This process dictated Pevsner’s best-known body of work, the Developable Surface Series, from 1939 until his death in 1962. The sculptures made of small brass rods carefully bent and soldered together, examine the relationship between surface and volume with forms reminiscent of mathematical models. According to scholar Beth Edelstein, Pevsner chose brass for its industrial malleability, so he could build, rather than cast, his sculptures. Upon completion, Pevsner added a reflective coating to his works, made from metallic dust suspended in epoxy resin. From start to finish, each piece required hours of physical labor and intense concentration, solidifying Pevsner’s role as both an artist and a craftsman.2
One example, entitled Dynamic Projection at Thirty Degrees, illustrates Pevsner’s concern with light, movement, and spatial perception. Made of sweeping curves composed around a central diagonal, the design encourages viewers to evaluate the sculpture from various perspectives. The diagonal, angled at roughly 30 degrees, affirms the Constructivist objective of interpreting universal laws through the lens of human experience. When designing his sculptures, Pevsner refused to follow strict measurements or geometric proofs, stating, “When one wishes to grasp the sincerity of an art work, then intuition, the human spirit, and judgment are the only productive faculties available.”3 Pevsner also varied the striations across the planar surface, creating reflective patches that suggest the delicate fabric of space-time relativity.

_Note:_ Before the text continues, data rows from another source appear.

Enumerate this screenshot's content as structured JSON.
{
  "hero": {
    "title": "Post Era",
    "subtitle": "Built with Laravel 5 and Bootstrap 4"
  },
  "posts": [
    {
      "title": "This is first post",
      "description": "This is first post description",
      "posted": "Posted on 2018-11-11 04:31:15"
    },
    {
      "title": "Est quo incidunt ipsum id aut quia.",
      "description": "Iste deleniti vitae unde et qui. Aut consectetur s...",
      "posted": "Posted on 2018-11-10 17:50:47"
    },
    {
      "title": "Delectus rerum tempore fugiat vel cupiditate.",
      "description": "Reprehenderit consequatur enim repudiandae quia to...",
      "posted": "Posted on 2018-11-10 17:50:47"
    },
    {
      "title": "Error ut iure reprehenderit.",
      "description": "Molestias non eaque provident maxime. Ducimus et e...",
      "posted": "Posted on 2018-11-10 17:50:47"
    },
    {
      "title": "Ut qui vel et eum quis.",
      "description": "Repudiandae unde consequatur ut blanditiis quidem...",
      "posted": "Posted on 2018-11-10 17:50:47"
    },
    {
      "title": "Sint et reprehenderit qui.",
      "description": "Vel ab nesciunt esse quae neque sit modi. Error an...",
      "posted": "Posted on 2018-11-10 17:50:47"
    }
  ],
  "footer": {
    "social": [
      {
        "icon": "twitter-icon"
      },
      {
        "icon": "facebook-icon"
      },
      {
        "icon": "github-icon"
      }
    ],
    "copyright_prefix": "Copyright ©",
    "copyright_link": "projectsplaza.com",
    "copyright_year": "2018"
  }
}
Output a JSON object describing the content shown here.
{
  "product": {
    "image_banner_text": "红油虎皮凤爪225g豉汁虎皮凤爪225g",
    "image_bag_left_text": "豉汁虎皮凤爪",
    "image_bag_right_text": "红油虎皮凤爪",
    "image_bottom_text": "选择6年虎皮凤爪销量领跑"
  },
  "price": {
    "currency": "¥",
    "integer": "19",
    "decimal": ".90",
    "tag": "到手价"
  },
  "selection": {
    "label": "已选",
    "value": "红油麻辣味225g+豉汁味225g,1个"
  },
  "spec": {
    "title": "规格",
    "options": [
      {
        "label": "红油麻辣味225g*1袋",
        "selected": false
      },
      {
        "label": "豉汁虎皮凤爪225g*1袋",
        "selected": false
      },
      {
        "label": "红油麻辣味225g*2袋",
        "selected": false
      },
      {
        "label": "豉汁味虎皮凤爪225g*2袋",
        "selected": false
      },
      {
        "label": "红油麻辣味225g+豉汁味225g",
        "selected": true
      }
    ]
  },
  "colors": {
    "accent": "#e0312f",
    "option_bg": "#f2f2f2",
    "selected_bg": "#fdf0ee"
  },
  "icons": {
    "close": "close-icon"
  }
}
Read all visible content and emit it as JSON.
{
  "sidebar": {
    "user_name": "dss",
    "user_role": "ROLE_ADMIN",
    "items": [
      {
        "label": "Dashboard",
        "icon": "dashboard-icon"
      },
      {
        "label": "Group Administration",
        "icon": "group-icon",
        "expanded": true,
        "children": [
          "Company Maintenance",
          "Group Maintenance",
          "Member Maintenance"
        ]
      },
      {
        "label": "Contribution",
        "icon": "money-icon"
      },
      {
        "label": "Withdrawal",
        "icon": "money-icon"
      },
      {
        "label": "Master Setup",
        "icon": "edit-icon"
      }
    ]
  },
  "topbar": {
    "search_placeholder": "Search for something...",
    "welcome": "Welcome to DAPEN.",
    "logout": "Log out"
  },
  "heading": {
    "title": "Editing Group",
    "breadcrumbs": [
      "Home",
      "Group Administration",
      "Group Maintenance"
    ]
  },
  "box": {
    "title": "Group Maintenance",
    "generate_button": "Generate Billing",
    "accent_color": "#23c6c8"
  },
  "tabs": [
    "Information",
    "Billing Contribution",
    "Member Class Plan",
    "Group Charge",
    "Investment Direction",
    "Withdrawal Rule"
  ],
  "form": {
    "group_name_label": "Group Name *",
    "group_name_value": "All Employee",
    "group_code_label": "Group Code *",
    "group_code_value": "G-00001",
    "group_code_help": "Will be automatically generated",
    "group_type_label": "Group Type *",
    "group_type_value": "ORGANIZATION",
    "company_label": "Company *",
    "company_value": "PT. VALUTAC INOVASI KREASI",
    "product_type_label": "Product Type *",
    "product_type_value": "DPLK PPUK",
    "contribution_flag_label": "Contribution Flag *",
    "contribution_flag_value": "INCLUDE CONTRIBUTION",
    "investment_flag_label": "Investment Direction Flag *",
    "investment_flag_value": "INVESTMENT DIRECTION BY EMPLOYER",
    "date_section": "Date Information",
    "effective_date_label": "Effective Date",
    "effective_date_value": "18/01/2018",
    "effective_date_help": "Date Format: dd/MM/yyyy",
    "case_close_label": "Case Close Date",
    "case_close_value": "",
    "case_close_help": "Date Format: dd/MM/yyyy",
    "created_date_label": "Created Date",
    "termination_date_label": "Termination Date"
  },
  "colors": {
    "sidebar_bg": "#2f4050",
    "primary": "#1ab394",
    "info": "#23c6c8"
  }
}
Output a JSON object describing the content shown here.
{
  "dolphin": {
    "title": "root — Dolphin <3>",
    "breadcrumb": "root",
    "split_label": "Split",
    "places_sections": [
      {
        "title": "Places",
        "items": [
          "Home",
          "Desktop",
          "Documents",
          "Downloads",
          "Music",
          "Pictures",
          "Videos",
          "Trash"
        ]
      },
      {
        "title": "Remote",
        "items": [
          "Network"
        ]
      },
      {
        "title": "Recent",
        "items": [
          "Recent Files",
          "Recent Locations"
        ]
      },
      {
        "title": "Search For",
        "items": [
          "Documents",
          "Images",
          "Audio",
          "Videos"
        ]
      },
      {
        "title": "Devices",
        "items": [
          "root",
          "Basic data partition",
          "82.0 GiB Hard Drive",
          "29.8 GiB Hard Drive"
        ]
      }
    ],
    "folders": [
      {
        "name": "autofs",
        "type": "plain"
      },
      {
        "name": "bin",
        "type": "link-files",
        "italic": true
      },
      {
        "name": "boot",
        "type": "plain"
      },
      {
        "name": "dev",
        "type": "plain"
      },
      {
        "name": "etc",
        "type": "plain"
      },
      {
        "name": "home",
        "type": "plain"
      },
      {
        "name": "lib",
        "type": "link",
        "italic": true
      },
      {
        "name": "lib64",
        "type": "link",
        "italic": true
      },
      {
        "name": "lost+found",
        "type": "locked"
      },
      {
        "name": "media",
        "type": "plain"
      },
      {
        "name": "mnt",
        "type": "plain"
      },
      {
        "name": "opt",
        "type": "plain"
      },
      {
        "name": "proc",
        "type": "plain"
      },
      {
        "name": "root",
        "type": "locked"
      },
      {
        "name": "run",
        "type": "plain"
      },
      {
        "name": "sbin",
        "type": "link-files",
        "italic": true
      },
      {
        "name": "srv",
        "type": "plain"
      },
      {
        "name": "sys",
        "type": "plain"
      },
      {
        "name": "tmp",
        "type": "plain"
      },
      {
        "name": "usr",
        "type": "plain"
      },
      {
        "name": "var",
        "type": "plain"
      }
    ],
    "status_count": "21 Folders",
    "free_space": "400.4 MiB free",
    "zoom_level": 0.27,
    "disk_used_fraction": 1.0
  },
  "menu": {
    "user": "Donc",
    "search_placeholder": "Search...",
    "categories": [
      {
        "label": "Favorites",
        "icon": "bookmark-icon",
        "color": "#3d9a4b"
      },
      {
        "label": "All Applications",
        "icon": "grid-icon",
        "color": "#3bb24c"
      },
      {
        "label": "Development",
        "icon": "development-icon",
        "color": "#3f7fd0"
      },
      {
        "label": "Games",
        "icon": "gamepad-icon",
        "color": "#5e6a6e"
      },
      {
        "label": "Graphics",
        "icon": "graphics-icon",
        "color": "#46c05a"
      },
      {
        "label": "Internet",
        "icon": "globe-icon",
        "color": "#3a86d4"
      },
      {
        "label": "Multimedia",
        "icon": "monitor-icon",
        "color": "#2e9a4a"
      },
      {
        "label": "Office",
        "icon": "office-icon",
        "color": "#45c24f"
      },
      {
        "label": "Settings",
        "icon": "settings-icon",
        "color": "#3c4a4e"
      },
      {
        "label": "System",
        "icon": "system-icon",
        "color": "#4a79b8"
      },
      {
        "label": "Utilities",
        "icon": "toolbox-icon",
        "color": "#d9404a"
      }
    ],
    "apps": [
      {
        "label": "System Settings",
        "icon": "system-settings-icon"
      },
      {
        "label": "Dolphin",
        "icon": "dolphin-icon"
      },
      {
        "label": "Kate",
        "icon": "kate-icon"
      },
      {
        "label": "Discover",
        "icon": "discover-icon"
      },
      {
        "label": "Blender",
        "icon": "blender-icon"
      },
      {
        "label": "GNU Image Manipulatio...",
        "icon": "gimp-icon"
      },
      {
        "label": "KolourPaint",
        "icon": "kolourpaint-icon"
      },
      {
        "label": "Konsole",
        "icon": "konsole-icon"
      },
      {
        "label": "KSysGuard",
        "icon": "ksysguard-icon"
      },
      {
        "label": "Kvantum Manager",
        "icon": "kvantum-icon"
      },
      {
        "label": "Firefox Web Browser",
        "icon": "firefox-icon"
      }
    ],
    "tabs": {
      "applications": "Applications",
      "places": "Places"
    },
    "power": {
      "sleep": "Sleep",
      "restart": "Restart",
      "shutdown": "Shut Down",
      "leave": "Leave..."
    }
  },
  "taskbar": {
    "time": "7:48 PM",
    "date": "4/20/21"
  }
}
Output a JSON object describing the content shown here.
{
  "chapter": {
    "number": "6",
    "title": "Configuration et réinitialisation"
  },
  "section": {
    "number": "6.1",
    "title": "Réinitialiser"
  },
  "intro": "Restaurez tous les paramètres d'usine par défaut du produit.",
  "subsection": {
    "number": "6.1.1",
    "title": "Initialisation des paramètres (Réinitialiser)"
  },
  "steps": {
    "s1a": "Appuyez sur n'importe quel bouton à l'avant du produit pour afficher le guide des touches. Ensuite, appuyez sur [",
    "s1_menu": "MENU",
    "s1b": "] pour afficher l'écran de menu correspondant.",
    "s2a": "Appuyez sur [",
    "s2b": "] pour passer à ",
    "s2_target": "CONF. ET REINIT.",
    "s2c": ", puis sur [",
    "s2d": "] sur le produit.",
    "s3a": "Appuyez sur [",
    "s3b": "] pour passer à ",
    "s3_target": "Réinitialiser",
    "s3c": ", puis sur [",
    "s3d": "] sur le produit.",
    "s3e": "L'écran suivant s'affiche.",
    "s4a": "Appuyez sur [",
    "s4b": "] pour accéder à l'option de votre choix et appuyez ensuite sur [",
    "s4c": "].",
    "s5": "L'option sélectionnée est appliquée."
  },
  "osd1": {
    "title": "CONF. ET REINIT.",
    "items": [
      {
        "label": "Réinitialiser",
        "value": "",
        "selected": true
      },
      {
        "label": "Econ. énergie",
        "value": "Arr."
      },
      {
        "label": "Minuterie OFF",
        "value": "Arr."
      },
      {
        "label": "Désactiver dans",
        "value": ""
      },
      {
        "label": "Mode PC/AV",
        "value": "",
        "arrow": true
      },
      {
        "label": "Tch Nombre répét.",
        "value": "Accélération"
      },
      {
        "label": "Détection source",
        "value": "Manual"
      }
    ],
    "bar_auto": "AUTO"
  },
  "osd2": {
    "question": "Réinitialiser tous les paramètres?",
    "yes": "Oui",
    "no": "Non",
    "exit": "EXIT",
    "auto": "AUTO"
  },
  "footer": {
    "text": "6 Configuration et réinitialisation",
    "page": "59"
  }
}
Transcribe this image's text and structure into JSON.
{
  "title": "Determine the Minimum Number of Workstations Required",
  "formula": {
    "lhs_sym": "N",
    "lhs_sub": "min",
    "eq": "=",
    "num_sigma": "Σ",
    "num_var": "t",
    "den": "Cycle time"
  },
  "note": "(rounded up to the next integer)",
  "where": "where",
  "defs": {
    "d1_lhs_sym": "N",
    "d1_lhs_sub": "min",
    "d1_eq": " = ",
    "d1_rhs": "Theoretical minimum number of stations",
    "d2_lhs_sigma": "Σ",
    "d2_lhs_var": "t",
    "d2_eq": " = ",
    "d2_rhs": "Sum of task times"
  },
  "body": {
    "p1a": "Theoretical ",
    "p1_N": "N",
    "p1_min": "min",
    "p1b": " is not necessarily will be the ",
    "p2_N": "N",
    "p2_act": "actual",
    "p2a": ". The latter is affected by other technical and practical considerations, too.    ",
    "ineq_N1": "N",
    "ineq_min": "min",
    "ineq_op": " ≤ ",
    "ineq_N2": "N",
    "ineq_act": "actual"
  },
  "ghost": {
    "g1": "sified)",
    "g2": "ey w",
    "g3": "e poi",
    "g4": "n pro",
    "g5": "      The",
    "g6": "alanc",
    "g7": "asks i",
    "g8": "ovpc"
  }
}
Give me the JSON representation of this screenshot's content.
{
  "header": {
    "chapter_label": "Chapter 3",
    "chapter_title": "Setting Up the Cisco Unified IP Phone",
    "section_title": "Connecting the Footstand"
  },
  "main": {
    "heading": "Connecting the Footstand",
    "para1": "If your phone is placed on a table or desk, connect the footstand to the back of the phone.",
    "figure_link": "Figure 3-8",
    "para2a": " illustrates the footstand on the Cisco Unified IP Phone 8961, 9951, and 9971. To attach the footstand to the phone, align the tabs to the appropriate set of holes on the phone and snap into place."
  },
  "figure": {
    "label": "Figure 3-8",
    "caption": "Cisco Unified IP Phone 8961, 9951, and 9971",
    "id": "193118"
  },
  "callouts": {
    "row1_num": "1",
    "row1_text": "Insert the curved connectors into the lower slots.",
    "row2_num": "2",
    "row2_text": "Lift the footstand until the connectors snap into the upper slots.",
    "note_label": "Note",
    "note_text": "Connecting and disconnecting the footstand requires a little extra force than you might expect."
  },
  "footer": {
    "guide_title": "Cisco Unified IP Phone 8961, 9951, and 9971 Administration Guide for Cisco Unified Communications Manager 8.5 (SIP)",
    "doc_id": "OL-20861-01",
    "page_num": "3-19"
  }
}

Originally sculpted in 1950, Dynamic Projection at Thirty Degrees was then cast by Pevsner in a bronze edition of three. The final cast, produced in 1961 and purchased by Raymond and Patsy Nasher in 1983, resides at the Nasher Sculpture Center.
Although the Soviet government officially denounced Constructivism by the 1930s, the movement continued to influence Western artists in the decades to follow. After World War I, László Moholy-Nagy revised the Bauhaus curriculum to endorse abstraction across multiple disciplines, while artists like Barbara Hepworth adapted the principles of Constructivism to the British avant-garde. Minimalist Dan Flavin, known for his use of fluorescent lights, created a series of the sculptures in the 1960s in honor of the Constructivist legacy, titled Monument to V. Tatlin. Building off the notion of the memorial, contemporary sculptor Bettina Pousttchi fashioned the series Double Monument for Flavin and Tatlin; the tenth work in the series was exhibited at the Nasher Sculpture Center in the summer of 2014 and subsequently was acquired by the Nasher.
In an effort to depict the invisible forces at work in the universe, Pevsner helped redefine the role of contemporary sculpture. He encouraged artists to consider space as a material in its own right, thereby paving the way for successive generations who continued to ruminate on the flaws and virtues of Constructivist formalism. But Pevsner refused to eliminate the human element, stating:
In my work I regard space as an unending expanse…
In science one is engaged directly with objective
knowledge and logic. But in art this is not the case;
instead, it is a feeling of passion that moves an artist—
it is love, it is poetry.4
Written by Jessie Stephens, Nasher Sculpture Center Curatorial Intern
1 Chipp, Herschel B., and Peter Selz.Theories of modern art: a source book by artists and critics. (Berkeley: University of California Press,1968), 328.
2 Edelstein, Beth. “The materials and methods of Antoine Pevsner’s sculpture.” MA diss., New York University, Institute of Fine Arts, 2004.
3 Pevsner, Antoine. “Science Foils Poetry.” Leonardo 10, no. 4 (1977): 324.